Website and app data records

####

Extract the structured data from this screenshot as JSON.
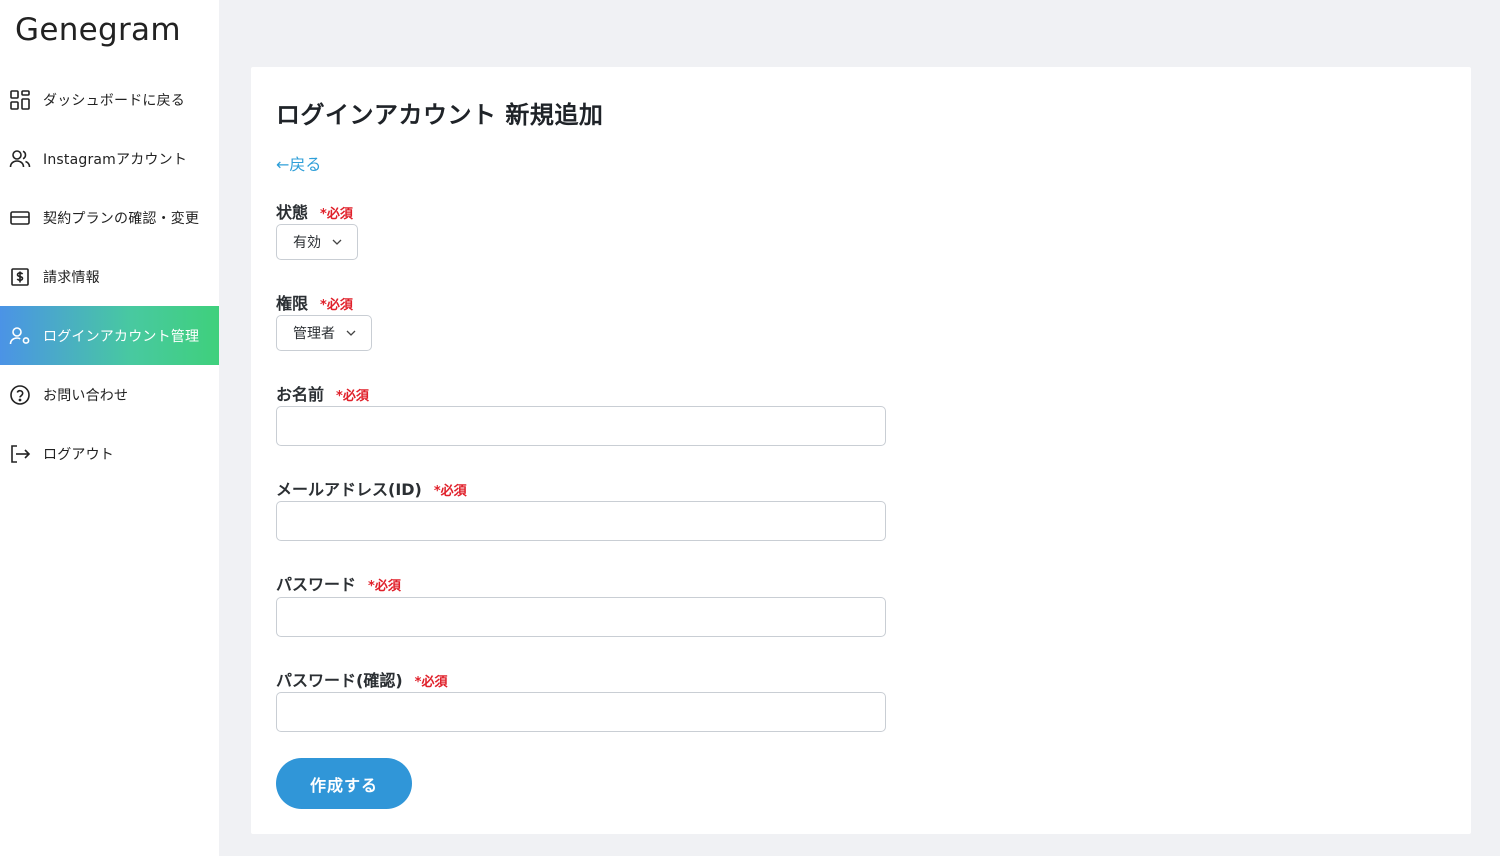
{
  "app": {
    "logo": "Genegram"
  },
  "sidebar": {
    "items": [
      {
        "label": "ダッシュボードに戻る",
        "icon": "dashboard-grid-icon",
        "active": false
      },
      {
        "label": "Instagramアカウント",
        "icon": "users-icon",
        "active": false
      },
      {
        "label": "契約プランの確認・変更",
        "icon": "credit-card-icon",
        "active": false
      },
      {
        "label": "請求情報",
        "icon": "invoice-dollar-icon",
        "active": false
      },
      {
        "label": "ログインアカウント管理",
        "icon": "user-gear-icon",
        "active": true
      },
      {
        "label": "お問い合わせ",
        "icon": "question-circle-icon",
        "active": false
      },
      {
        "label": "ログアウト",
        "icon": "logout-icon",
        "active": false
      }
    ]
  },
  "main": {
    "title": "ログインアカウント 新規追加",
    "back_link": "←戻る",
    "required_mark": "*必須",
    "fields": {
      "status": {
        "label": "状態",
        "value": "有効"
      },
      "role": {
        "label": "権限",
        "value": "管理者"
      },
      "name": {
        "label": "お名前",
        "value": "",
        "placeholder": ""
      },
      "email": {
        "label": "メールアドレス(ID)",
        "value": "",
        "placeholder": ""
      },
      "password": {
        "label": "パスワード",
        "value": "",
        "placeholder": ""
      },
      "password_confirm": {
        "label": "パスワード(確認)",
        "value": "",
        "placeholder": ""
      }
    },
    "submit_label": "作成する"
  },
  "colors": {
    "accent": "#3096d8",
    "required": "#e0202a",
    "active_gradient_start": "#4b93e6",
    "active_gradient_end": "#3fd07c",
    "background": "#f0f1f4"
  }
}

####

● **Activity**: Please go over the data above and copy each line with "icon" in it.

● **Exercise output**:
        "icon": "dashboard-grid-icon",
        "icon": "users-icon",
        "icon": "credit-card-icon",
        "icon": "invoice-dollar-icon",
        "icon": "user-gear-icon",
        "icon": "question-circle-icon",
        "icon": "logout-icon",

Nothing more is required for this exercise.